Rabbi Arthur Schneier, senior rabbi of Park East Synagogue in Manhattan and founder of the Appeal of Conscience Foundation, was conferred a Papal Knight of St. Sylvester by Cardinal Dolan this week in the presence of top religious leaders and elected officials.
Archbishop Bernardito C. Auza, the apostolic nuncio and permanent observer of the Holy See to the United Nations, hosted the April 27 ceremony.
“Pope Francis is bestowing the honor on Rabbi Arthur Schneier who has worked unceasingly to promote peace and mutual understanding, in the firm conviction that respect for fundamental human rights, including religious freedom, are indispensable values for all peoples of the world to enjoy peace, security and shared prosperity,” said the archbishop in a statement. “A Holocaust survivor, Rabbi Schneier has always held this conviction in his heart and made it a principle of life.”
The Vienna-born Rabbi Schneier, 85, survived the Holocaust in Budapest, Hungary, and arrived in the United States in 1947. Senior rabbi of the 125-year old Park East Synagogue since 1962, he founded the Appeal of Conscience Foundation in 1965.
Rabbi Schneier, in a statement, noted that “the rare honor” Pope Francis bestowed upon him “marks the 50th anniversary of my meetings in the Vatican and the beginning of the cooperation between the Holy See and the Appeal of Conscience Foundation in helping advance religious freedom and human rights.”
“It is also the year that we celebrate the 50th anniversary of Nostra Aetate,” the landmark Vatican II document, which the rabbi called “a turning point in Catholic Jewish relations.”
Rabbi Schneier said, “The visit of St. Pope Paul John Paul II to the Rome synagogue, Pope Benedict XVI’s visit to synagogues in Europe as well as Park East Synagogue, the first papal visit to a synagogue in the United States, are historic events that have contributed to the evolving relationship between Catholic Church and the Jewish people.
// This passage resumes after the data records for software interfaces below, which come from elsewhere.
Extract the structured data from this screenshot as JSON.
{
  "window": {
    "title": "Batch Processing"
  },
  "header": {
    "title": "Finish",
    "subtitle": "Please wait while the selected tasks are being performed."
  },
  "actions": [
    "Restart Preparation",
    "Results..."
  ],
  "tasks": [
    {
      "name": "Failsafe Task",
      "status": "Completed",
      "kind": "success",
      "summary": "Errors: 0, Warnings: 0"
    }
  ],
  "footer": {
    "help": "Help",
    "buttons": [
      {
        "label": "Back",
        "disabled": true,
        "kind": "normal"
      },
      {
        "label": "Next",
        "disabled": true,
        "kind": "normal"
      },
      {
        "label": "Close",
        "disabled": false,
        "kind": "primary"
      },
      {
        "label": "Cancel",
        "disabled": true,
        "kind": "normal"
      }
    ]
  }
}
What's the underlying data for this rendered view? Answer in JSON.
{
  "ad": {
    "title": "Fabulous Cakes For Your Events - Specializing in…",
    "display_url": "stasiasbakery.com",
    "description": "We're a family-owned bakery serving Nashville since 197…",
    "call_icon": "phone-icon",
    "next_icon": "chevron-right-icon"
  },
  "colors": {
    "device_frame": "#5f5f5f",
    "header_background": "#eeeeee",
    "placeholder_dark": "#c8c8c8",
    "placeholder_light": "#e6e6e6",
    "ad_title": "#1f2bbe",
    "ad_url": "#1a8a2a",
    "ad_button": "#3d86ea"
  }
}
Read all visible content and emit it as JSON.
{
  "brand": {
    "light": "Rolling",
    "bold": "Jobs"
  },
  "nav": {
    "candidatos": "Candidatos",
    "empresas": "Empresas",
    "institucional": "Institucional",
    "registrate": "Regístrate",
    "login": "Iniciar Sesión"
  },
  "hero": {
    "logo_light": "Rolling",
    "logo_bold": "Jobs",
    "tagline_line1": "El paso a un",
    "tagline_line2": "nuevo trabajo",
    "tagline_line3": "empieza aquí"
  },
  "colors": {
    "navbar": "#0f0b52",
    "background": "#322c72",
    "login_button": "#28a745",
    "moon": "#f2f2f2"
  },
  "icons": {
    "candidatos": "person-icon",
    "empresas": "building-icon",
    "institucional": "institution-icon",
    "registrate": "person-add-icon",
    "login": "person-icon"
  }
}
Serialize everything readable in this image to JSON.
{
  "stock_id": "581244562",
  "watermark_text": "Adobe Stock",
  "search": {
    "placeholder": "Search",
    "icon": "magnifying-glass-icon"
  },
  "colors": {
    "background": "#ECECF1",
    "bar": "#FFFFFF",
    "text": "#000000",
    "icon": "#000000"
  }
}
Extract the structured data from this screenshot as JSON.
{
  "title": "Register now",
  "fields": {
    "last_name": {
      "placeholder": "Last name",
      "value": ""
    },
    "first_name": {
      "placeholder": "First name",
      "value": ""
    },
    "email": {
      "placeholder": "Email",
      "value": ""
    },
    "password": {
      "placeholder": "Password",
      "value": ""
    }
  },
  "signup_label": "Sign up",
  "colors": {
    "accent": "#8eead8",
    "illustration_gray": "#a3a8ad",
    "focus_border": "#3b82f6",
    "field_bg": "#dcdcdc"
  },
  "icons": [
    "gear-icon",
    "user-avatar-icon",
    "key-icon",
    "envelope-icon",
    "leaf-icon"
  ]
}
I am greatly honored to be recognized by His Holiness, a voice of conscience who has embraced humanity with his outreach, compassion, love and mercy to all of God’s children.”
Rabbi Schneier also stated, “As we remember the 70th anniversary of the end of WWII in Europe, sadly, the hope for a new world order of peace has not materialized. We face once again a volatile world in conflict with radical extremist having hijacked religion to legitimize their barbarism inflicted on religious minorities particularly, Christian minorities who are in the front line of persecution being oppressed, uprooted and decapitated.”
The ceremony was attended by former United States Secretary of State, Dr. Henry Kissinger; Rep. Carolyn Maloney, D-New York; former New York City Mayor David Dinkins; former New York City Police Commissioner Ray Kelly; Archbishop Demetrios of the Greek Orthodox Archdiocese of America; Archbishop Barsamian, of the Armenian Church of America; and a host of other Christian, Jewish and Muslim religious officials.